HOW TO COMPLETE THIS TASK:
Print the material underneath in full, keeping every line exactly as it is.

DATA FOR THE TASK:
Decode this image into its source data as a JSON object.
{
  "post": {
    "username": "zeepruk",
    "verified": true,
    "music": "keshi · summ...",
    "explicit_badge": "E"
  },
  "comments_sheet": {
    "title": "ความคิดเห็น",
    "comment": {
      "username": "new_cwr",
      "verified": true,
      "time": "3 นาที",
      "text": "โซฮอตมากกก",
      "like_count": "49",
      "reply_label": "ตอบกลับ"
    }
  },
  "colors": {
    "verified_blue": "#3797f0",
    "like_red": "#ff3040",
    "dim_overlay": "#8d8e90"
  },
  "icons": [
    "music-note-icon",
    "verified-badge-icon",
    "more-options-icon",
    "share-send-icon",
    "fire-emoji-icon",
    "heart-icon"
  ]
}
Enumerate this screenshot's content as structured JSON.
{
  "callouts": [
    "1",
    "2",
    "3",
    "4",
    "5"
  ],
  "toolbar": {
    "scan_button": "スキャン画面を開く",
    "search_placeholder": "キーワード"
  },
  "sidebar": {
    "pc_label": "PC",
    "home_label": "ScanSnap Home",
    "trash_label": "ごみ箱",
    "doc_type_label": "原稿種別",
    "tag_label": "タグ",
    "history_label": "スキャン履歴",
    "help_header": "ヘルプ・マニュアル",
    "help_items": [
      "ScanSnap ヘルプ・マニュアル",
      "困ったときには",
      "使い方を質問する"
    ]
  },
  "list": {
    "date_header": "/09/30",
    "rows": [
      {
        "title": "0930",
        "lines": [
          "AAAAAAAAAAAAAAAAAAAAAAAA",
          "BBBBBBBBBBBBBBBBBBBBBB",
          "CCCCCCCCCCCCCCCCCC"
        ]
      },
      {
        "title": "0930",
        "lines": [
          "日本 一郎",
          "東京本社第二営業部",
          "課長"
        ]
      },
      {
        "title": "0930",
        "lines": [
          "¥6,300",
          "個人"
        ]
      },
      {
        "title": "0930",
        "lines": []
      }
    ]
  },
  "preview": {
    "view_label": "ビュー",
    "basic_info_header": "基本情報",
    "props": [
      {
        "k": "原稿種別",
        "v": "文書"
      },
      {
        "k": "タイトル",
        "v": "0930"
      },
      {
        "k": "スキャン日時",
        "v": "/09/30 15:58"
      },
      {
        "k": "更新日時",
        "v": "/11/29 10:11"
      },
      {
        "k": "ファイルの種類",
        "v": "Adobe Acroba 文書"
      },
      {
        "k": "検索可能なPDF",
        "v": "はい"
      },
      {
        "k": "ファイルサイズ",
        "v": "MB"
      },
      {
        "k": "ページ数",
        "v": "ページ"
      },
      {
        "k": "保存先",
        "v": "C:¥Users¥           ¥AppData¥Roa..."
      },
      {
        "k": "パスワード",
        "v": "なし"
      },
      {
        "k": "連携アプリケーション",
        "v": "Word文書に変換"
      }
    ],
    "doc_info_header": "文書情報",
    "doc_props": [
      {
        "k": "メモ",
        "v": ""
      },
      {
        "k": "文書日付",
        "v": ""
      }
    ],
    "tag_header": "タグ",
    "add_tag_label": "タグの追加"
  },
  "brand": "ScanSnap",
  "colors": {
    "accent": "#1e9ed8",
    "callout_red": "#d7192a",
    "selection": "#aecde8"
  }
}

OUTPUT FOR THIS EXERCISE:
Decode this image into its source data as a JSON object.
{
  "post": {
    "username": "zeepruk",
    "verified": true,
    "music": "keshi · summ...",
    "explicit_badge": "E"
  },
  "comments_sheet": {
    "title": "ความคิดเห็น",
    "comment": {
      "username": "new_cwr",
      "verified": true,
      "time": "3 นาที",
      "text": "โซฮอตมากกก",
      "like_count": "49",
      "reply_label": "ตอบกลับ"
    }
  },
  "colors": {
    "verified_blue": "#3797f0",
    "like_red": "#ff3040",
    "dim_overlay": "#8d8e90"
  },
  "icons": [
    "music-note-icon",
    "verified-badge-icon",
    "more-options-icon",
    "share-send-icon",
    "fire-emoji-icon",
    "heart-icon"
  ]
}
Enumerate this screenshot's content as structured JSON.
{
  "callouts": [
    "1",
    "2",
    "3",
    "4",
    "5"
  ],
  "toolbar": {
    "scan_button": "スキャン画面を開く",
    "search_placeholder": "キーワード"
  },
  "sidebar": {
    "pc_label": "PC",
    "home_label": "ScanSnap Home",
    "trash_label": "ごみ箱",
    "doc_type_label": "原稿種別",
    "tag_label": "タグ",
    "history_label": "スキャン履歴",
    "help_header": "ヘルプ・マニュアル",
    "help_items": [
      "ScanSnap ヘルプ・マニュアル",
      "困ったときには",
      "使い方を質問する"
    ]
  },
  "list": {
    "date_header": "/09/30",
    "rows": [
      {
        "title": "0930",
        "lines": [
          "AAAAAAAAAAAAAAAAAAAAAAAA",
          "BBBBBBBBBBBBBBBBBBBBBB",
          "CCCCCCCCCCCCCCCCCC"
        ]
      },
      {
        "title": "0930",
        "lines": [
          "日本 一郎",
          "東京本社第二営業部",
          "課長"
        ]
      },
      {
        "title": "0930",
        "lines": [
          "¥6,300",
          "個人"
        ]
      },
      {
        "title": "0930",
        "lines": []
      }
    ]
  },
  "preview": {
    "view_label": "ビュー",
    "basic_info_header": "基本情報",
    "props": [
      {
        "k": "原稿種別",
        "v": "文書"
      },
      {
        "k": "タイトル",
        "v": "0930"
      },
      {
        "k": "スキャン日時",
        "v": "/09/30 15:58"
      },
      {
        "k": "更新日時",
        "v": "/11/29 10:11"
      },
      {
        "k": "ファイルの種類",
        "v": "Adobe Acroba 文書"
      },
      {
        "k": "検索可能なPDF",
        "v": "はい"
      },
      {
        "k": "ファイルサイズ",
        "v": "MB"
      },
      {
        "k": "ページ数",
        "v": "ページ"
      },
      {
        "k": "保存先",
        "v": "C:¥Users¥           ¥AppData¥Roa..."
      },
      {
        "k": "パスワード",
        "v": "なし"
      },
      {
        "k": "連携アプリケーション",
        "v": "Word文書に変換"
      }
    ],
    "doc_info_header": "文書情報",
    "doc_props": [
      {
        "k": "メモ",
        "v": ""
      },
      {
        "k": "文書日付",
        "v": ""
      }
    ],
    "tag_header": "タグ",
    "add_tag_label": "タグの追加"
  },
  "brand": "ScanSnap",
  "colors": {
    "accent": "#1e9ed8",
    "callout_red": "#d7192a",
    "selection": "#aecde8"
  }
}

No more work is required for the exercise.